• What needs to be done: Where does the word "Deformation" appear in the data? Copy every line that holds it.

Entries taken from a collection:
——————————

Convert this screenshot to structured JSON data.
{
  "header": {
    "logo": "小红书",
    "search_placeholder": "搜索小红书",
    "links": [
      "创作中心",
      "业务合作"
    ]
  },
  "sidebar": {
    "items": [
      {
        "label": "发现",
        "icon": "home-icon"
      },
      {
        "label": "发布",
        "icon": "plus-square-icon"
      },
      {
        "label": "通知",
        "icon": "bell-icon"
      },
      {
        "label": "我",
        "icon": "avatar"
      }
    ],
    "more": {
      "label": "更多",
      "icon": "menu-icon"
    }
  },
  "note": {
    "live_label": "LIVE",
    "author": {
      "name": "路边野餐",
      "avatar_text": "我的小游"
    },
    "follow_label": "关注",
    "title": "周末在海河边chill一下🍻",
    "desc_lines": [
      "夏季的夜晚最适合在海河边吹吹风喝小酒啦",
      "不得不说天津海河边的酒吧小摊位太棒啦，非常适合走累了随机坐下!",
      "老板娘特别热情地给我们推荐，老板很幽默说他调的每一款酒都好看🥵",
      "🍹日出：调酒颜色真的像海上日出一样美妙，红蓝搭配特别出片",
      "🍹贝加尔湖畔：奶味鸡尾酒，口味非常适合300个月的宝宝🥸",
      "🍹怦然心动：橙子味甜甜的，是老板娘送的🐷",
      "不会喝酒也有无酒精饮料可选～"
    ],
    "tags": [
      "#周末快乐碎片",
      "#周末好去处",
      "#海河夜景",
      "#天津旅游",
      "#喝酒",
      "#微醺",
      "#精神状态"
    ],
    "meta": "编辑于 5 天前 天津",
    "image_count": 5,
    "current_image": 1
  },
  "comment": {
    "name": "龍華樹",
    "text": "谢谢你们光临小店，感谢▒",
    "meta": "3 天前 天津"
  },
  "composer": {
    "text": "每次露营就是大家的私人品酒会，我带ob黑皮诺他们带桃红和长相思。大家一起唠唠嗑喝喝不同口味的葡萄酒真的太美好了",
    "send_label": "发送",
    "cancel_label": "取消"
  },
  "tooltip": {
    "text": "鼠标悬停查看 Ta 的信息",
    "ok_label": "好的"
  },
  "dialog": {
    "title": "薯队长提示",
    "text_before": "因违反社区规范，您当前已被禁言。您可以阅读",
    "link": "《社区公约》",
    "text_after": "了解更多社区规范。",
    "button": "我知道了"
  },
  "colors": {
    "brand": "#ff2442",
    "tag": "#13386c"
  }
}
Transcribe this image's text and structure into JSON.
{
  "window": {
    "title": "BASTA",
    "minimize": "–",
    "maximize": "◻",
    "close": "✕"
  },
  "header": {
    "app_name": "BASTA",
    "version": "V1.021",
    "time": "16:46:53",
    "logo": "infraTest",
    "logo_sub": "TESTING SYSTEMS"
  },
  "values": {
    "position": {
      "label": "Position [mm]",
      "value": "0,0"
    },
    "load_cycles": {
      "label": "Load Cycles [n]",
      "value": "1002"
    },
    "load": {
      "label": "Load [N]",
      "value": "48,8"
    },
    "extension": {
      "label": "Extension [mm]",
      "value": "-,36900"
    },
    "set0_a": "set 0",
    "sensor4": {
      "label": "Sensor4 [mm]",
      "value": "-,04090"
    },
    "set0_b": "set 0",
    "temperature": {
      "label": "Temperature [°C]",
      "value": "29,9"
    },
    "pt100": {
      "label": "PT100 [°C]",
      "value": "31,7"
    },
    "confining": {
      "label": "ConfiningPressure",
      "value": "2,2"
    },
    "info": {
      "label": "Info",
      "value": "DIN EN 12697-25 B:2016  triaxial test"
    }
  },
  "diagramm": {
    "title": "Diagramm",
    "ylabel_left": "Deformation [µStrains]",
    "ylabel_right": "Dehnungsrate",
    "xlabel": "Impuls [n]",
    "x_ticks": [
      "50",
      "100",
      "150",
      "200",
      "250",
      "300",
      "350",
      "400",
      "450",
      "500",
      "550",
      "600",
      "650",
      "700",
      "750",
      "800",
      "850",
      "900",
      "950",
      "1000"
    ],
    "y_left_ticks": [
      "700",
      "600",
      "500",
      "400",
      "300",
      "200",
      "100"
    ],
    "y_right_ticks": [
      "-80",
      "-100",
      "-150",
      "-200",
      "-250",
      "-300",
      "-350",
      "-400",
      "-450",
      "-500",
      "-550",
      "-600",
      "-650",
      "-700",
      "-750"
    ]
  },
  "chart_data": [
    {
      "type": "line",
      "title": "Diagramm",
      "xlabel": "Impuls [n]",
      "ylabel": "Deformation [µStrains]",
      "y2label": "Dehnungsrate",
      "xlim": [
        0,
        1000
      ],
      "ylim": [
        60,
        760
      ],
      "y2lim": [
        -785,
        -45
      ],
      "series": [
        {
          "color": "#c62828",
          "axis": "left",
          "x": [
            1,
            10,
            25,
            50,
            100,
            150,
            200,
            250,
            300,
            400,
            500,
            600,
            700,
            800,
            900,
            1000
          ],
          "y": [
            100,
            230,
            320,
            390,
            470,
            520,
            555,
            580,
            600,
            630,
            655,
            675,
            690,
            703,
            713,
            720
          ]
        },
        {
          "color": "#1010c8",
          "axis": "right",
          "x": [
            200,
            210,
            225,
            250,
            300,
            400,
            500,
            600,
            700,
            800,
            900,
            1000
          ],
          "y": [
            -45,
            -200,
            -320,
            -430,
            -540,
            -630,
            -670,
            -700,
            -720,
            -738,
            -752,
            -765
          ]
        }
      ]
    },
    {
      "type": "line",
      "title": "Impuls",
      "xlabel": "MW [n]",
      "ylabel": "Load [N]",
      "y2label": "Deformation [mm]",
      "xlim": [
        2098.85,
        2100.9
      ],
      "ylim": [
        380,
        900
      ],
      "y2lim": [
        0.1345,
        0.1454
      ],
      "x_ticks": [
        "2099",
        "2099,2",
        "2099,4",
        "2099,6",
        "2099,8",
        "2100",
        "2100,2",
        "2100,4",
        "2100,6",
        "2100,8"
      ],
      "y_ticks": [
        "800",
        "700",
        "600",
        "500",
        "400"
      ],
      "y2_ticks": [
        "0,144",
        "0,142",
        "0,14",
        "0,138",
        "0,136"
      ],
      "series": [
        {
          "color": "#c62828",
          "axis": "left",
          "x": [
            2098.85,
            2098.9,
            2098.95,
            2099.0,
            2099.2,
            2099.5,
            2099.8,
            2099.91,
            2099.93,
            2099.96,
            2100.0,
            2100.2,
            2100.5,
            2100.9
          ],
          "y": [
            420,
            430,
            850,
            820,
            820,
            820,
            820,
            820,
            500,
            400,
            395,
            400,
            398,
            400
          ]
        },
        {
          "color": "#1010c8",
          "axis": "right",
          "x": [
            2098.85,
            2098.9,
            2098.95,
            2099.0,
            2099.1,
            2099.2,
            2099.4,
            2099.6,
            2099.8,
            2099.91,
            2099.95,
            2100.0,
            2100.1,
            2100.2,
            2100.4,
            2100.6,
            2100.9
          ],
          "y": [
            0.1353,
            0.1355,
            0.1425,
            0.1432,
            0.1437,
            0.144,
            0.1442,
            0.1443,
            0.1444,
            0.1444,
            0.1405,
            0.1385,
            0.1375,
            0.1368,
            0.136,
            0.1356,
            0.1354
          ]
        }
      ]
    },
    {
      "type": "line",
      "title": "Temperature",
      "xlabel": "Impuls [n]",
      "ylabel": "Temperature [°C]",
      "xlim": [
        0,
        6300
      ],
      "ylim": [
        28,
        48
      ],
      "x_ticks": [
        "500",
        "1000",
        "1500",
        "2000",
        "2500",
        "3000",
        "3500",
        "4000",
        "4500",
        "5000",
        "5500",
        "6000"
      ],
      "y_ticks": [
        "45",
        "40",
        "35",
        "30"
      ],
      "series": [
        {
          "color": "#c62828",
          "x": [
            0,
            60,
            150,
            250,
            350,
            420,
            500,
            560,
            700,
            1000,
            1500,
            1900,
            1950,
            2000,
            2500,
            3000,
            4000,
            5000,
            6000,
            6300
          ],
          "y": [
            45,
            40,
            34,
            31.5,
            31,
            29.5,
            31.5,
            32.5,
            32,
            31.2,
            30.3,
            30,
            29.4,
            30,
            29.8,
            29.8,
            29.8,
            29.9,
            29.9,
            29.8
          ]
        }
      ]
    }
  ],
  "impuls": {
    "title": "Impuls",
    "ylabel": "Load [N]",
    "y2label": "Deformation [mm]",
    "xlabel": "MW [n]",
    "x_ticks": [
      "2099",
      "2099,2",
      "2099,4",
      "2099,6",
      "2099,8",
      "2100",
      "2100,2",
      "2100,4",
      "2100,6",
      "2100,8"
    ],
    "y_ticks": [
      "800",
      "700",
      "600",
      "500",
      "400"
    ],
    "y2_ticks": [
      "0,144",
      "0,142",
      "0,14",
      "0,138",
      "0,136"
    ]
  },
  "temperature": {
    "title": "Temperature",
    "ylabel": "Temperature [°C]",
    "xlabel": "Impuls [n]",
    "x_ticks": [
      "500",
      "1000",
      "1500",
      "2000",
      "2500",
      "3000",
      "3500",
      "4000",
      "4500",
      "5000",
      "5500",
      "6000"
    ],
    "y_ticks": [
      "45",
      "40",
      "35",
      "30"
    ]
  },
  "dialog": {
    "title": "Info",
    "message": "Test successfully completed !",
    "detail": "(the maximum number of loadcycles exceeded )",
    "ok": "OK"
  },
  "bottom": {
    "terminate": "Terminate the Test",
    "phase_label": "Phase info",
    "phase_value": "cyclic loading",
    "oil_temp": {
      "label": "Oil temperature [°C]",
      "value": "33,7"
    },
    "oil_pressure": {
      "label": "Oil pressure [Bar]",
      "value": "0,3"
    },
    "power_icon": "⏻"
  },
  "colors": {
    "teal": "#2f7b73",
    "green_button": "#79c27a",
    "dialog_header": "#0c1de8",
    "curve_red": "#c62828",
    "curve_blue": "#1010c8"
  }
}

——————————

• Written answer:
    "ylabel_left": "Deformation [µStrains]",
      "ylabel": "Deformation [µStrains]",
      "y2label": "Deformation [mm]",
    "y2label": "Deformation [mm]",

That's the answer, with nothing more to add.